Cooking and heating are the top causes of fires during cold weather.  “The winter season brings the highest number of home fires than any other time of year,” said Division Chief Kazmierzak. “Each winter season, home fires increase in part due to cooking and heating fires. Fire safety and injury prevention must not be lost in an effort to stay warm. Stay warm and do so safely.”

The men and women, of the Penn Township Fire Department recommend the following safety tips for space heaters.

Electric Space Heaters

  • Buy only heaters evaluated by a nationally recognized laboratory, such as Underwriters Laboratories (UL).
  • Check to make sure it has a thermostat control mechanism, and will switch off automatically if the heater falls over.
  • Heaters are not dryers or tables; don’t dry clothes or store objects on top of your heater.
  • Space heaters need space; keep combustibles at least three feet away from each heater.
  • Always unplug your electric space heater when not in use.
  • Turn off at night or whenever you sleep.

General Heating Tips

  • Furnaces, fireplaces and Chimneys should be cleaned and checked each year by an appropriate professional prior to using.
  • Only use seasoned wood in fireplaces and never use ignitable liquids to start a fire.
  • The 3-foot rule applies to furnaces and fireplaces.  No combustibles items within 3 feet of these heating appliances.
  • Dispose of fireplace ash into a metal container and store outdoors away from structures on a concrete surface.  Fireplace ash can ignite a fire days after they have been discarded.

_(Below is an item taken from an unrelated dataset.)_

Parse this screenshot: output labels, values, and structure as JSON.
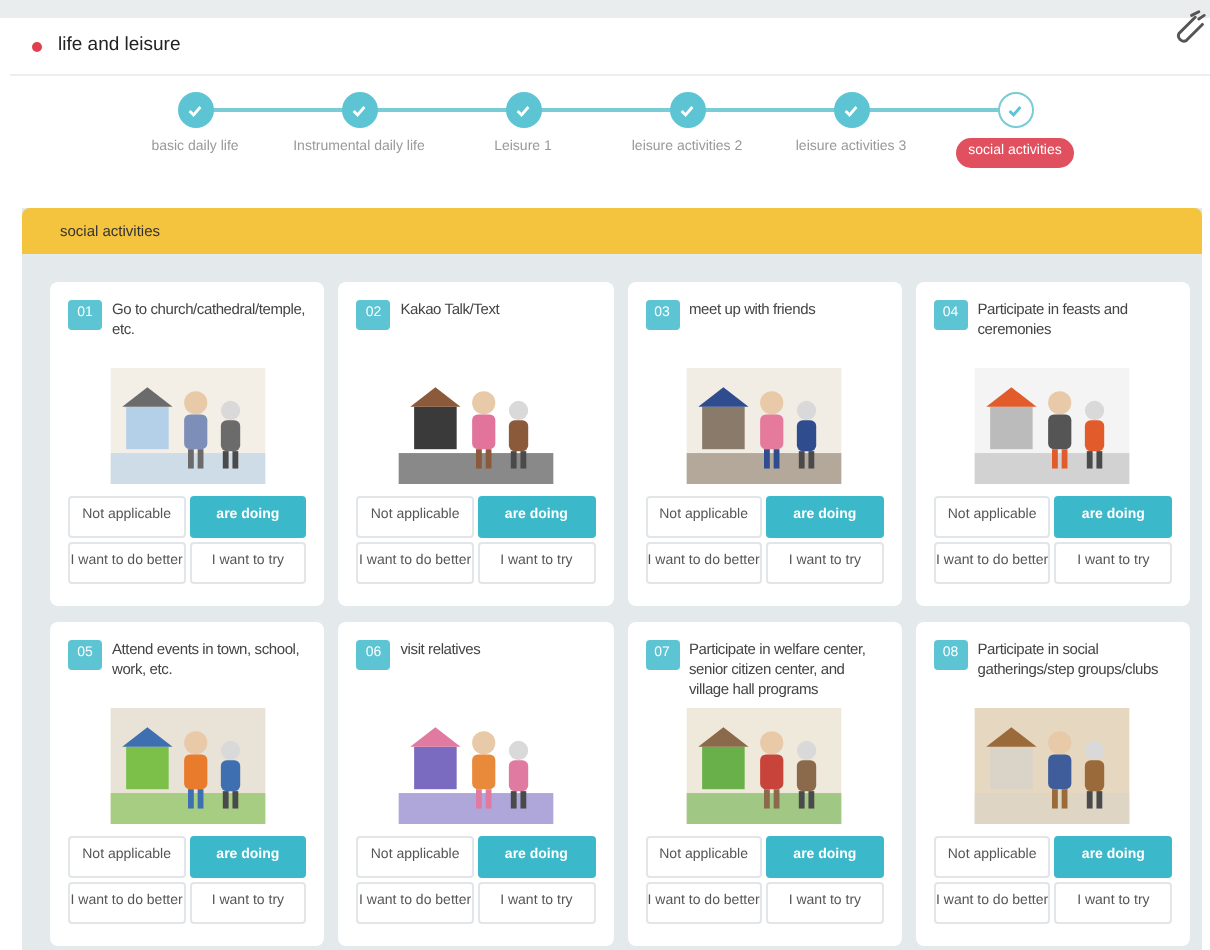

Colder weather also increases the potential to carbon monoxide (CO) exposure.  To help prevent illness and possibly death from exposure to CO:

  • Have a certified technician inspect all heating related equipment, kitchen appliances and vent pipes.
  • Purchase and install a CO alarm that has a 10-year battery.

Finally, having a working smoke alarm dramatically increases your chances of surviving a fire. Remember to practice a home escape plan, including 2 ways out of every room,  frequently with your family.

Residents of Penn Twp. can contact our Station 13 on McKinley at 255-2690 or Station 14 on Jackson Road at 255-5075 if they are in need of a working smoke detector.  A firefighter will install a working smoke alarm in your home; free of charge. For additional information from the USFA and NFPA on Winter Fire Safety; click here.  If you are a resident of another jurisdiction, please contact that jurisdiction directly to see if they offer a free smoke detector program.